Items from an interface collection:
>>>>
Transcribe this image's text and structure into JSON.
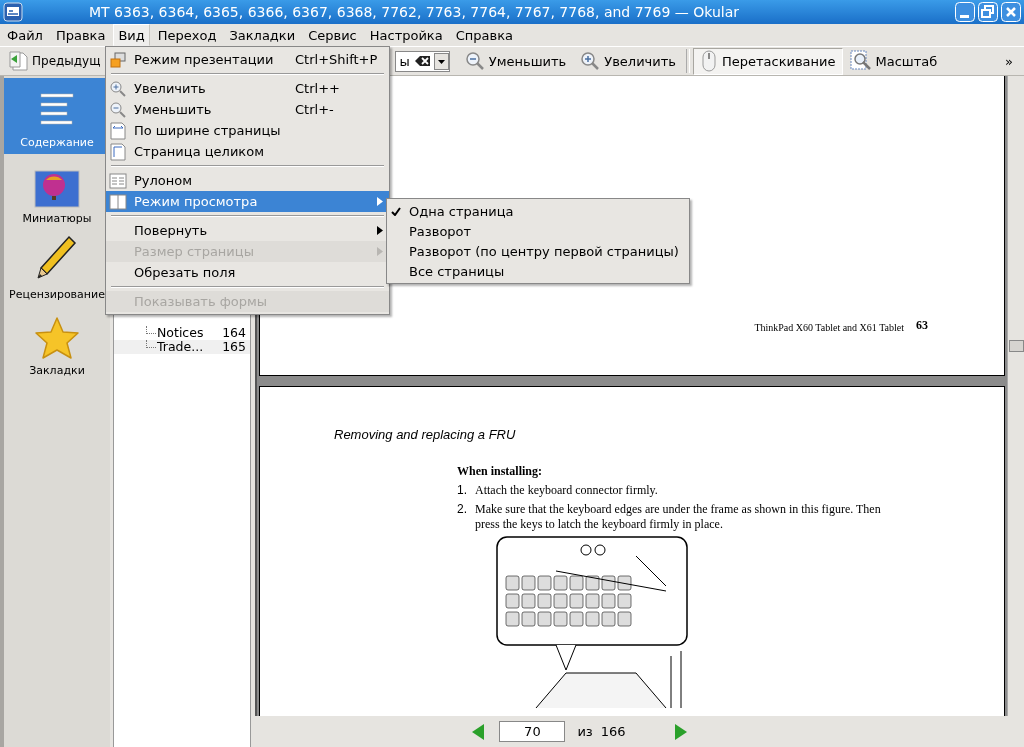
{
  "window": {
    "title": "MT 6363, 6364, 6365, 6366, 6367, 6368, 7762, 7763, 7764, 7767, 7768, and 7769 — Okular"
  },
  "menubar": {
    "items": [
      {
        "label": "Файл",
        "selected": false
      },
      {
        "label": "Правка",
        "selected": false
      },
      {
        "label": "Вид",
        "selected": true
      },
      {
        "label": "Переход",
        "selected": false
      },
      {
        "label": "Закладки",
        "selected": false
      },
      {
        "label": "Сервис",
        "selected": false
      },
      {
        "label": "Настройка",
        "selected": false
      },
      {
        "label": "Справка",
        "selected": false
      }
    ]
  },
  "toolbar": {
    "items": [
      {
        "kind": "button",
        "label": "Предыдущ"
      },
      {
        "kind": "combo",
        "value": "ы"
      },
      {
        "kind": "button",
        "label": "Уменьшить"
      },
      {
        "kind": "button",
        "label": "Увеличить"
      },
      {
        "kind": "toggle",
        "label": "Перетаскивание",
        "selected": true
      },
      {
        "kind": "toggle",
        "label": "Масштаб",
        "selected": false
      },
      {
        "kind": "overflow",
        "label": "»"
      }
    ]
  },
  "sidebar": {
    "items": [
      {
        "label": "Содержание",
        "selected": true
      },
      {
        "label": "Миниатюры",
        "selected": false
      },
      {
        "label": "Рецензирование",
        "selected": false
      },
      {
        "label": "Закладки",
        "selected": false
      }
    ]
  },
  "contents_tree": {
    "rows": [
      {
        "title": "Notices",
        "page": "164"
      },
      {
        "title": "Trade...",
        "page": "165"
      }
    ]
  },
  "view_menu": {
    "items": [
      {
        "kind": "item",
        "label": "Режим презентации",
        "shortcut": "Ctrl+Shift+P",
        "disabled": false,
        "selected": false
      },
      {
        "kind": "separator"
      },
      {
        "kind": "item",
        "label": "Увеличить",
        "shortcut": "Ctrl++",
        "disabled": false,
        "selected": false
      },
      {
        "kind": "item",
        "label": "Уменьшить",
        "shortcut": "Ctrl+-",
        "disabled": false,
        "selected": false
      },
      {
        "kind": "item",
        "label": "По ширине страницы",
        "disabled": false,
        "selected": false
      },
      {
        "kind": "item",
        "label": "Страница целиком",
        "disabled": false,
        "selected": false
      },
      {
        "kind": "separator"
      },
      {
        "kind": "item",
        "label": "Рулоном",
        "disabled": false,
        "selected": false
      },
      {
        "kind": "submenu",
        "label": "Режим просмотра",
        "disabled": false,
        "selected": true
      },
      {
        "kind": "separator"
      },
      {
        "kind": "submenu",
        "label": "Повернуть",
        "disabled": false,
        "selected": false
      },
      {
        "kind": "submenu",
        "label": "Размер страницы",
        "disabled": true,
        "selected": false
      },
      {
        "kind": "item",
        "label": "Обрезать поля",
        "disabled": false,
        "selected": false
      },
      {
        "kind": "separator"
      },
      {
        "kind": "item",
        "label": "Показывать формы",
        "disabled": true,
        "selected": false
      }
    ]
  },
  "view_mode_submenu": {
    "items": [
      {
        "label": "Одна страница",
        "checked": true
      },
      {
        "label": "Разворот",
        "checked": false
      },
      {
        "label": "Разворот (по центру первой страницы)",
        "checked": false
      },
      {
        "label": "Все страницы",
        "checked": false
      }
    ]
  },
  "document": {
    "page_footer": {
      "title": "ThinkPad X60 Tablet and X61 Tablet",
      "number": "63"
    },
    "section_heading": "Removing and replacing a FRU",
    "subheading": "When installing:",
    "steps": [
      {
        "number": "1.",
        "text": "Attach the keyboard connector firmly."
      },
      {
        "number": "2.",
        "text": "Make sure that the keyboard edges are under the frame as shown in this figure. Then press the keys to latch the keyboard firmly in place."
      }
    ]
  },
  "page_nav": {
    "current": "70",
    "of_label": "из",
    "total": "166"
  }
}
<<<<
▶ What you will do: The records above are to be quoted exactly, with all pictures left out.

▶ Response area:
Transcribe this image's text and structure into JSON.
{
  "window": {
    "title": "MT 6363, 6364, 6365, 6366, 6367, 6368, 7762, 7763, 7764, 7767, 7768, and 7769 — Okular"
  },
  "menubar": {
    "items": [
      {
        "label": "Файл",
        "selected": false
      },
      {
        "label": "Правка",
        "selected": false
      },
      {
        "label": "Вид",
        "selected": true
      },
      {
        "label": "Переход",
        "selected": false
      },
      {
        "label": "Закладки",
        "selected": false
      },
      {
        "label": "Сервис",
        "selected": false
      },
      {
        "label": "Настройка",
        "selected": false
      },
      {
        "label": "Справка",
        "selected": false
      }
    ]
  },
  "toolbar": {
    "items": [
      {
        "kind": "button",
        "label": "Предыдущ"
      },
      {
        "kind": "combo",
        "value": "ы"
      },
      {
        "kind": "button",
        "label": "Уменьшить"
      },
      {
        "kind": "button",
        "label": "Увеличить"
      },
      {
        "kind": "toggle",
        "label": "Перетаскивание",
        "selected": true
      },
      {
        "kind": "toggle",
        "label": "Масштаб",
        "selected": false
      },
      {
        "kind": "overflow",
        "label": "»"
      }
    ]
  },
  "sidebar": {
    "items": [
      {
        "label": "Содержание",
        "selected": true
      },
      {
        "label": "Миниатюры",
        "selected": false
      },
      {
        "label": "Рецензирование",
        "selected": false
      },
      {
        "label": "Закладки",
        "selected": false
      }
    ]
  },
  "contents_tree": {
    "rows": [
      {
        "title": "Notices",
        "page": "164"
      },
      {
        "title": "Trade...",
        "page": "165"
      }
    ]
  },
  "view_menu": {
    "items": [
      {
        "kind": "item",
        "label": "Режим презентации",
        "shortcut": "Ctrl+Shift+P",
        "disabled": false,
        "selected": false
      },
      {
        "kind": "separator"
      },
      {
        "kind": "item",
        "label": "Увеличить",
        "shortcut": "Ctrl++",
        "disabled": false,
        "selected": false
      },
      {
        "kind": "item",
        "label": "Уменьшить",
        "shortcut": "Ctrl+-",
        "disabled": false,
        "selected": false
      },
      {
        "kind": "item",
        "label": "По ширине страницы",
        "disabled": false,
        "selected": false
      },
      {
        "kind": "item",
        "label": "Страница целиком",
        "disabled": false,
        "selected": false
      },
      {
        "kind": "separator"
      },
      {
        "kind": "item",
        "label": "Рулоном",
        "disabled": false,
        "selected": false
      },
      {
        "kind": "submenu",
        "label": "Режим просмотра",
        "disabled": false,
        "selected": true
      },
      {
        "kind": "separator"
      },
      {
        "kind": "submenu",
        "label": "Повернуть",
        "disabled": false,
        "selected": false
      },
      {
        "kind": "submenu",
        "label": "Размер страницы",
        "disabled": true,
        "selected": false
      },
      {
        "kind": "item",
        "label": "Обрезать поля",
        "disabled": false,
        "selected": false
      },
      {
        "kind": "separator"
      },
      {
        "kind": "item",
        "label": "Показывать формы",
        "disabled": true,
        "selected": false
      }
    ]
  },
  "view_mode_submenu": {
    "items": [
      {
        "label": "Одна страница",
        "checked": true
      },
      {
        "label": "Разворот",
        "checked": false
      },
      {
        "label": "Разворот (по центру первой страницы)",
        "checked": false
      },
      {
        "label": "Все страницы",
        "checked": false
      }
    ]
  },
  "document": {
    "page_footer": {
      "title": "ThinkPad X60 Tablet and X61 Tablet",
      "number": "63"
    },
    "section_heading": "Removing and replacing a FRU",
    "subheading": "When installing:",
    "steps": [
      {
        "number": "1.",
        "text": "Attach the keyboard connector firmly."
      },
      {
        "number": "2.",
        "text": "Make sure that the keyboard edges are under the frame as shown in this figure. Then press the keys to latch the keyboard firmly in place."
      }
    ]
  },
  "page_nav": {
    "current": "70",
    "of_label": "из",
    "total": "166"
  }
}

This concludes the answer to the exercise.